The required output is all lines below that contain the word "nINDICATOR".

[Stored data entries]
____
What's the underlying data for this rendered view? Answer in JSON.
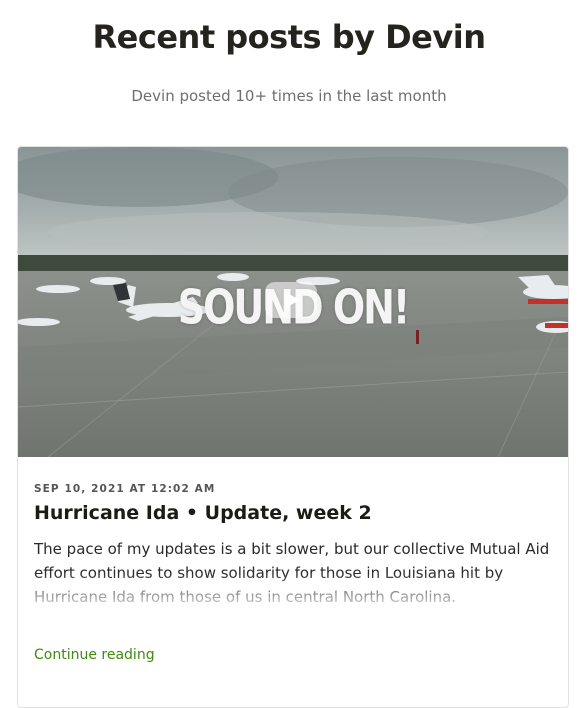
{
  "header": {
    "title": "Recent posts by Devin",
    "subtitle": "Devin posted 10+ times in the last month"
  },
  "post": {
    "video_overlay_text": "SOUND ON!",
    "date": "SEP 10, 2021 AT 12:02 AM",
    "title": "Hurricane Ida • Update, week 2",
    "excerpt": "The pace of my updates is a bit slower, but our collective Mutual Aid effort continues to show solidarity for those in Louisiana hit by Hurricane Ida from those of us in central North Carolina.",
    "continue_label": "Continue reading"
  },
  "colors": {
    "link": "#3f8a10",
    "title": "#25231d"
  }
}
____
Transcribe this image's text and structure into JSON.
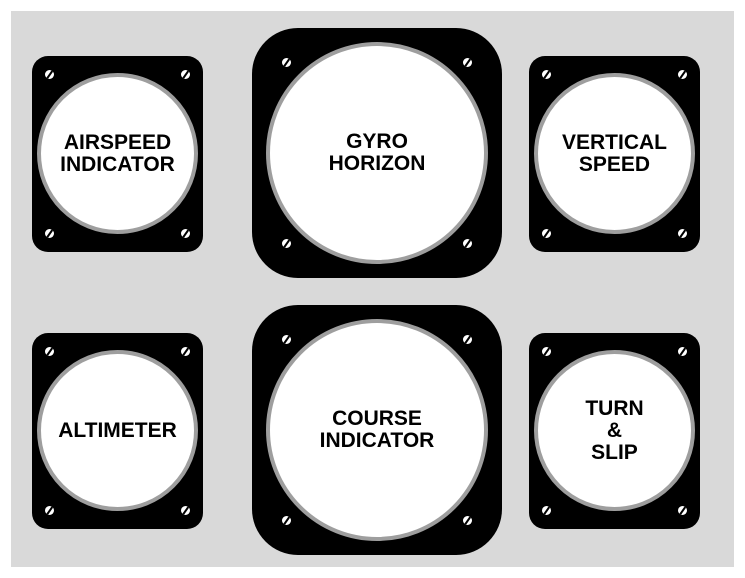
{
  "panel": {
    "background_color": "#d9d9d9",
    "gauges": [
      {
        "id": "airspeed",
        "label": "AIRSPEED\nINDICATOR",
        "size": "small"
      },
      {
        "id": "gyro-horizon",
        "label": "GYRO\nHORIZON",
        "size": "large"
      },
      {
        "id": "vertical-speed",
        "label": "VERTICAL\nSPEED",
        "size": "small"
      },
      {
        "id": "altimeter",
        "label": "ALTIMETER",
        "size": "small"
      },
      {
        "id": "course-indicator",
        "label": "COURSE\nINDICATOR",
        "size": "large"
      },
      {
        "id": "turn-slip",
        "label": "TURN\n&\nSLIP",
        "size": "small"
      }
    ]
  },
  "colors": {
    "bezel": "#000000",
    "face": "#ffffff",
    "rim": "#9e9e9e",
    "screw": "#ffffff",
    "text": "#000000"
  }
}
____
* _Exercise solution_
        "label": "AIRSPEED\nINDICATOR",
        "label": "COURSE\nINDICATOR",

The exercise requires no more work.